Metabolites 2015, 5(4), 536-570; https://doi.org/10.3390/metabo5040536
Received: 28 July 2015 / Revised: 4 September 2015 / Accepted: 23 September 2015 / Published: 29 September 2015
Cited by 10 | Viewed by 2316 | PDF Full-text (2436 KB) | HTML Full-text | XML Full-text | Supplementary Files
Abstract
Essentiality (ES) and Synthetic Lethality (SL) information identify combination of genes whose deletion inhibits cell growth. This information is important for both identifying drug targets for tumor and pathogenic bacteria suppression and for flagging and avoiding gene deletions that are non-viable in biotechnology. [...] Read more.

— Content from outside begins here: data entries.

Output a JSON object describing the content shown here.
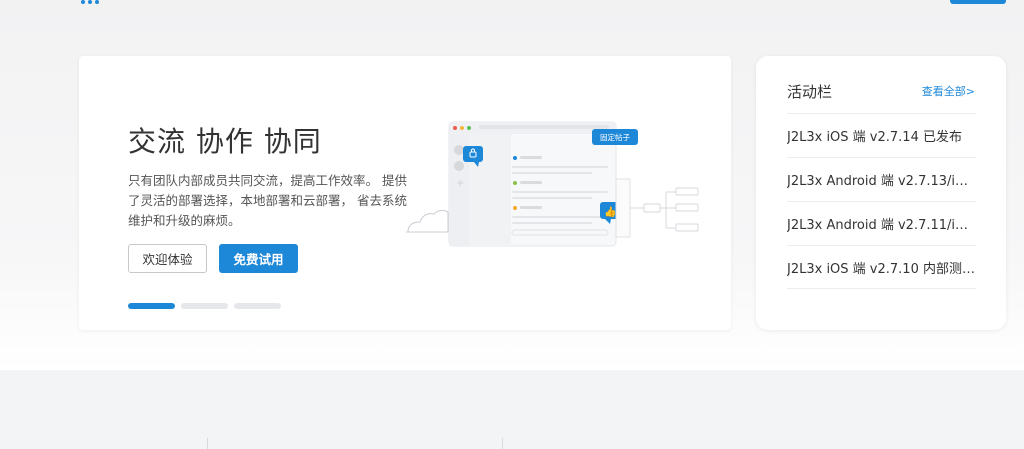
{
  "colors": {
    "accent": "#1e88d8",
    "page_bg": "#f3f4f6",
    "card_bg": "#ffffff"
  },
  "banner": {
    "title": "交流 协作 协同",
    "description": "只有团队内部成员共同交流，提高工作效率。 提供了灵活的部署选择，本地部署和云部署， 省去系统维护和升级的麻烦。",
    "btn_experience": "欢迎体验",
    "btn_trial": "免费试用",
    "illustration_tag": "固定帖子",
    "slides_total": 3,
    "slides_active": 1
  },
  "activity": {
    "title": "活动栏",
    "view_all": "查看全部>",
    "items": [
      "J2L3x iOS 端 v2.7.14 已发布",
      "J2L3x Android 端 v2.7.13/i…",
      "J2L3x Android 端 v2.7.11/i…",
      "J2L3x iOS 端 v2.7.10 内部测…"
    ]
  }
}
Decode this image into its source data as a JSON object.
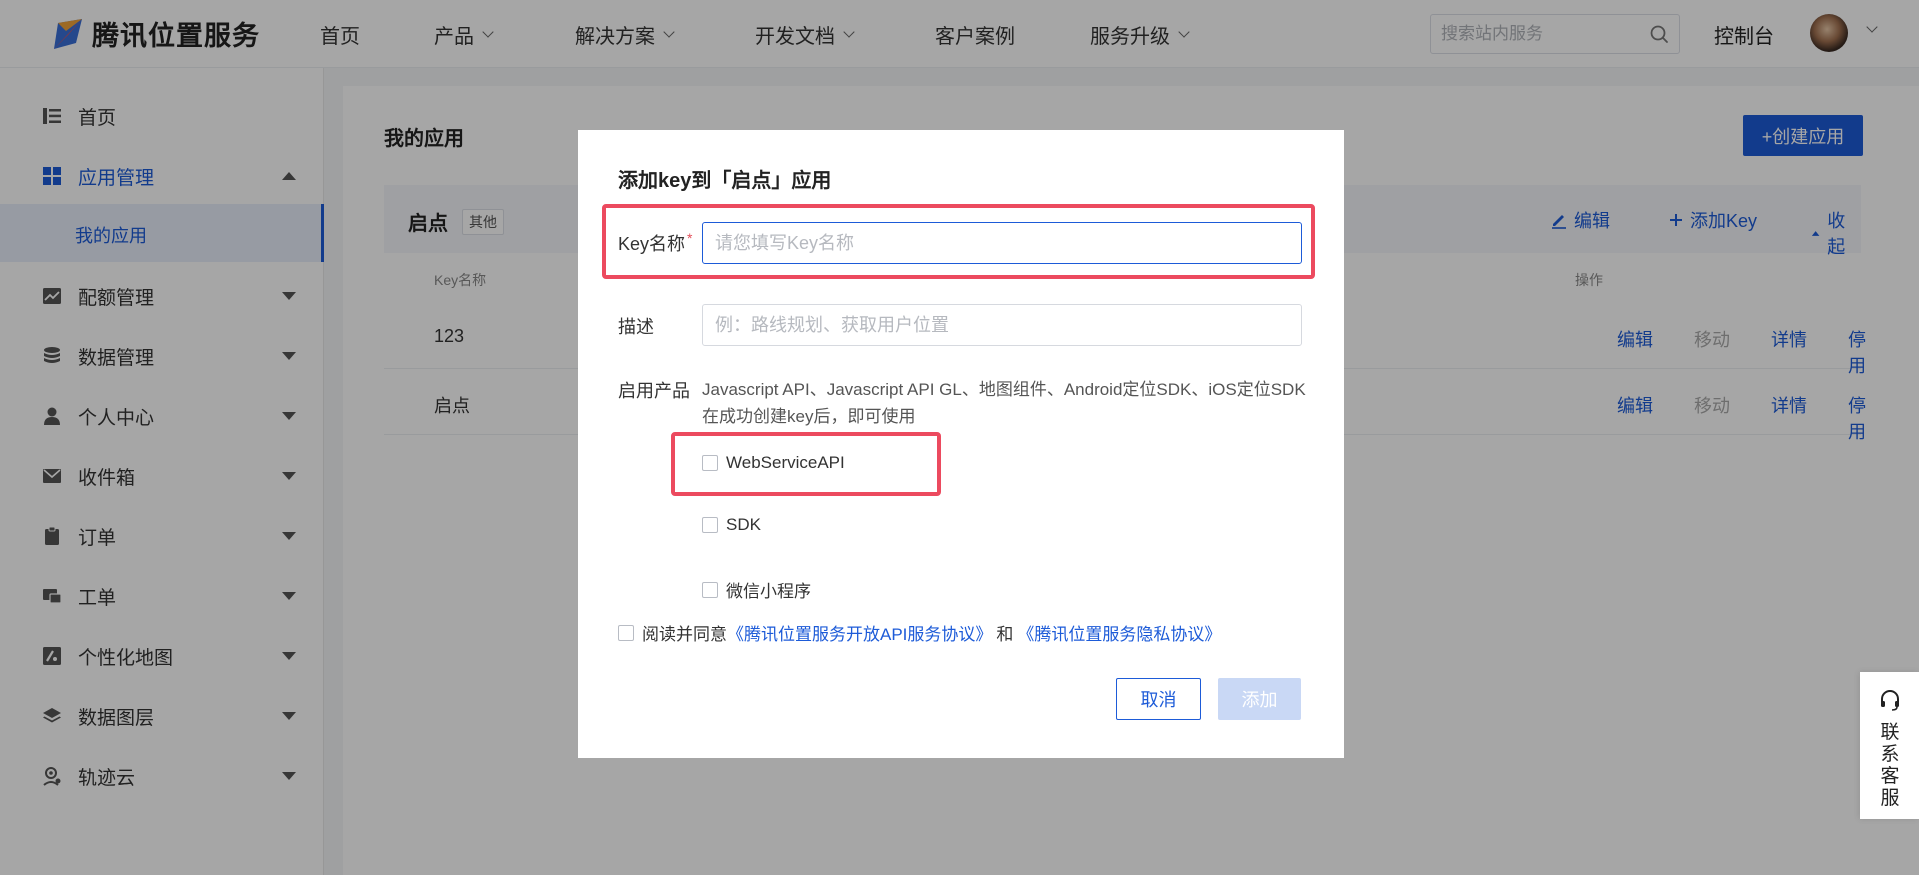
{
  "brand": {
    "name": "腾讯位置服务"
  },
  "nav": {
    "items": [
      {
        "label": "首页",
        "has_dropdown": false
      },
      {
        "label": "产品",
        "has_dropdown": true
      },
      {
        "label": "解决方案",
        "has_dropdown": true
      },
      {
        "label": "开发文档",
        "has_dropdown": true
      },
      {
        "label": "客户案例",
        "has_dropdown": false
      },
      {
        "label": "服务升级",
        "has_dropdown": true
      }
    ],
    "search_placeholder": "搜索站内服务",
    "console": "控制台"
  },
  "sidebar": {
    "items": [
      {
        "label": "首页"
      },
      {
        "label": "应用管理",
        "expanded": true
      },
      {
        "label": "配额管理"
      },
      {
        "label": "数据管理"
      },
      {
        "label": "个人中心"
      },
      {
        "label": "收件箱"
      },
      {
        "label": "订单"
      },
      {
        "label": "工单"
      },
      {
        "label": "个性化地图"
      },
      {
        "label": "数据图层"
      },
      {
        "label": "轨迹云"
      }
    ],
    "sub_item": "我的应用"
  },
  "main": {
    "title": "我的应用",
    "create_button": "+创建应用",
    "app": {
      "name": "启点",
      "tag": "其他",
      "actions": {
        "edit": "编辑",
        "add_key": "添加Key",
        "collapse": "收起"
      }
    },
    "columns": {
      "key_name": "Key名称",
      "ops": "操作"
    },
    "rows": [
      {
        "key_name": "123",
        "ops": [
          "编辑",
          "移动",
          "详情",
          "停用"
        ]
      },
      {
        "key_name": "启点",
        "ops": [
          "编辑",
          "移动",
          "详情",
          "停用"
        ]
      }
    ]
  },
  "modal": {
    "title": "添加key到「启点」应用",
    "key_label": "Key名称",
    "required_mark": "*",
    "key_placeholder": "请您填写Key名称",
    "key_value": "",
    "desc_label": "描述",
    "desc_placeholder": "例：路线规划、获取用户位置",
    "desc_value": "",
    "products_label": "启用产品",
    "products_desc": "Javascript API、Javascript API GL、地图组件、Android定位SDK、iOS定位SDK在成功创建key后，即可使用",
    "options": [
      {
        "label": "WebServiceAPI",
        "checked": false
      },
      {
        "label": "SDK",
        "checked": false
      },
      {
        "label": "微信小程序",
        "checked": false
      }
    ],
    "agree": {
      "prefix": "阅读并同意",
      "link1": "《腾讯位置服务开放API服务协议》",
      "and": "和",
      "link2": "《腾讯位置服务隐私协议》",
      "checked": false
    },
    "cancel": "取消",
    "add": "添加"
  },
  "customer_service": {
    "label": "联系客服"
  },
  "colors": {
    "accent": "#1d5bd8",
    "highlight": "#ec4a5f",
    "disabled_button": "#c9d8f5"
  }
}
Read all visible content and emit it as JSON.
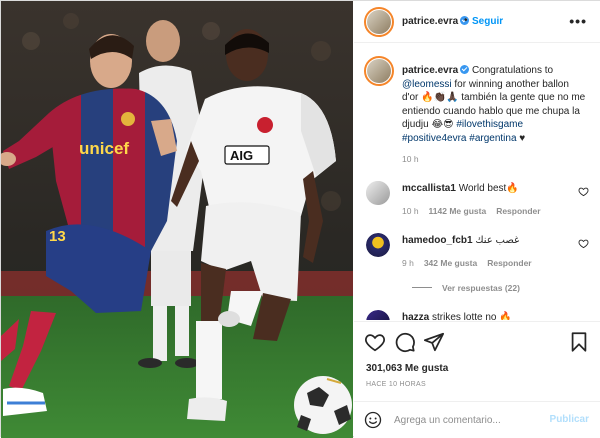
{
  "post": {
    "author": "patrice.evra",
    "follow_label": "Seguir",
    "more_label": "•••",
    "caption": {
      "username": "patrice.evra",
      "text_1": "Congratulations to ",
      "mention": "@leomessi",
      "text_2": " for winning another ballon d'or 🔥👏🏿🙏🏿 también la gente que no me entiendo cuando hablo que me chupa la djudju 😂😎 ",
      "hashtag_1": "#ilovethisgame",
      "hashtag_2": "#positive4evra",
      "hashtag_3": "#argentina",
      "text_3": " ♥",
      "time": "10 h"
    },
    "comments": [
      {
        "username": "mccallista1",
        "text": "World best🔥",
        "time": "10 h",
        "likes": "1142 Me gusta",
        "reply_label": "Responder"
      },
      {
        "username": "hamedoo_fcb1",
        "text": "غصب عنك",
        "time": "9 h",
        "likes": "342 Me gusta",
        "reply_label": "Responder",
        "replies_label": "Ver respuestas (22)"
      },
      {
        "username": "hazza",
        "text": "strikes lotte no 🔥"
      }
    ],
    "likes_label": "301,063 Me gusta",
    "posted_label": "HACE 10 HORAS",
    "add_comment_placeholder": "Agrega un comentario...",
    "publish_label": "Publicar"
  },
  "photo": {
    "barca_sponsor": "unicef",
    "barca_number": "13",
    "united_sponsor": "AIG"
  },
  "icons": {
    "like": "heart-icon",
    "comment": "comment-bubble-icon",
    "share": "paper-plane-icon",
    "save": "bookmark-icon",
    "emoji": "smiley-icon"
  },
  "colors": {
    "link_blue": "#0095f6",
    "tag_navy": "#00376b",
    "muted": "#8e8e8e",
    "publish_disabled": "#b2dffc"
  }
}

Essentiality (ES) and Synthetic Lethality (SL) information identify combination of genes whose deletion inhibits cell growth. This information is important for both identifying drug targets for tumor and pathogenic bacteria suppression and for flagging and avoiding gene deletions that are non-viable in biotechnology. In this study, we performed a comprehensive ES and SL analysis of two important eukaryotic models (S. cerevisiae and CHO cells) using a bilevel optimization approach introduced earlier. Information gleaned from this study is used to propose specific model changes to remedy inconsistent with data model predictions. Even for the highly curated Yeast 7.11 model we identified 50 changes (metabolic and GPR) leading to the correct prediction of an additional 28% of essential genes and 36% of synthetic lethals along with a 53% reduction in the erroneous identification of essential genes. Due to the paucity of mutant growth phenotype data only 12 changes were made for the CHO 1.2 model leading to an additional correctly predicted 11 essential and eight non-essential genes. Overall, we find that CHO 1.2 was 76% less accurate than the Yeast 7.11 metabolic model in predicting essential genes. Based on this analysis, 14 (single and double deletion) maximally informative experiments are suggested to improve the CHO cell model by using information from a mouse metabolic model. This analysis demonstrates the importance of single and multiple knockout phenotypes in assessing and improving model reconstructions. The advent of techniques such as CRISPR opens the door for the global assessment of eukaryotic models. Full article
Figures

Figure 1

Metabolites EISSN 2218-1989 Published by MDPI AG, Basel, Switzerland RSS E-Mail Table of Contents Alert
Back to Top